### YOUR ASSIGNMENT:
An exact copy of the data below is needed; please leave out any pictures.

### RECORDS FOR PROCESSING:
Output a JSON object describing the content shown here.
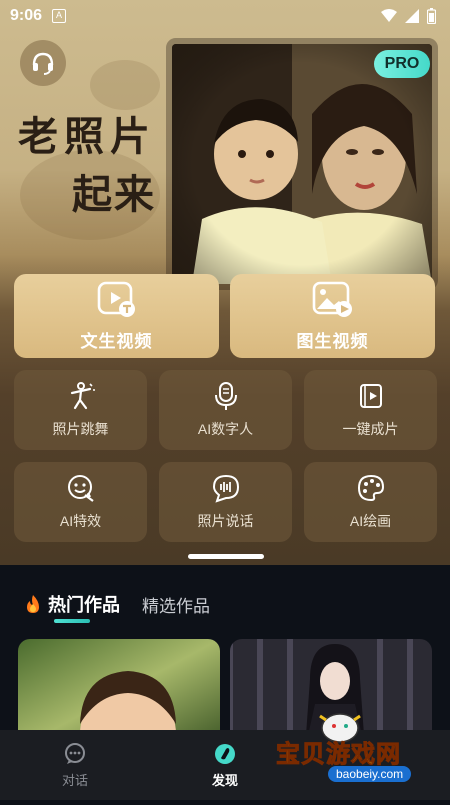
{
  "status_bar": {
    "time": "9:06",
    "notification_badge": "A"
  },
  "hero": {
    "title_line1": "老照片",
    "title_line2": "起来",
    "pro_badge": "PRO"
  },
  "primary_actions": [
    {
      "label": "文生视频",
      "icon": "text-to-video-icon"
    },
    {
      "label": "图生视频",
      "icon": "image-to-video-icon"
    }
  ],
  "tools": [
    {
      "label": "照片跳舞",
      "icon": "dance-icon"
    },
    {
      "label": "AI数字人",
      "icon": "microphone-icon"
    },
    {
      "label": "一键成片",
      "icon": "video-book-icon"
    },
    {
      "label": "AI特效",
      "icon": "effect-face-icon"
    },
    {
      "label": "照片说话",
      "icon": "talking-icon"
    },
    {
      "label": "AI绘画",
      "icon": "palette-icon"
    }
  ],
  "feed": {
    "tab_hot": "热门作品",
    "tab_selected": "精选作品",
    "hot_icon": "fire-icon"
  },
  "bottom_nav": [
    {
      "label": "对话",
      "icon": "chat-icon",
      "active": false
    },
    {
      "label": "发现",
      "icon": "discover-icon",
      "active": true
    }
  ],
  "watermark": {
    "title": "宝贝游戏网",
    "url": "baobeiy.com"
  },
  "colors": {
    "accent": "#45d9c9",
    "card_gold": "#d9b97f",
    "background": "#0d1118"
  }
}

### EXERCISE RESPONSE:
Output a JSON object describing the content shown here.
{
  "status_bar": {
    "time": "9:06",
    "notification_badge": "A"
  },
  "hero": {
    "title_line1": "老照片",
    "title_line2": "起来",
    "pro_badge": "PRO"
  },
  "primary_actions": [
    {
      "label": "文生视频",
      "icon": "text-to-video-icon"
    },
    {
      "label": "图生视频",
      "icon": "image-to-video-icon"
    }
  ],
  "tools": [
    {
      "label": "照片跳舞",
      "icon": "dance-icon"
    },
    {
      "label": "AI数字人",
      "icon": "microphone-icon"
    },
    {
      "label": "一键成片",
      "icon": "video-book-icon"
    },
    {
      "label": "AI特效",
      "icon": "effect-face-icon"
    },
    {
      "label": "照片说话",
      "icon": "talking-icon"
    },
    {
      "label": "AI绘画",
      "icon": "palette-icon"
    }
  ],
  "feed": {
    "tab_hot": "热门作品",
    "tab_selected": "精选作品",
    "hot_icon": "fire-icon"
  },
  "bottom_nav": [
    {
      "label": "对话",
      "icon": "chat-icon",
      "active": false
    },
    {
      "label": "发现",
      "icon": "discover-icon",
      "active": true
    }
  ],
  "watermark": {
    "title": "宝贝游戏网",
    "url": "baobeiy.com"
  },
  "colors": {
    "accent": "#45d9c9",
    "card_gold": "#d9b97f",
    "background": "#0d1118"
  }
}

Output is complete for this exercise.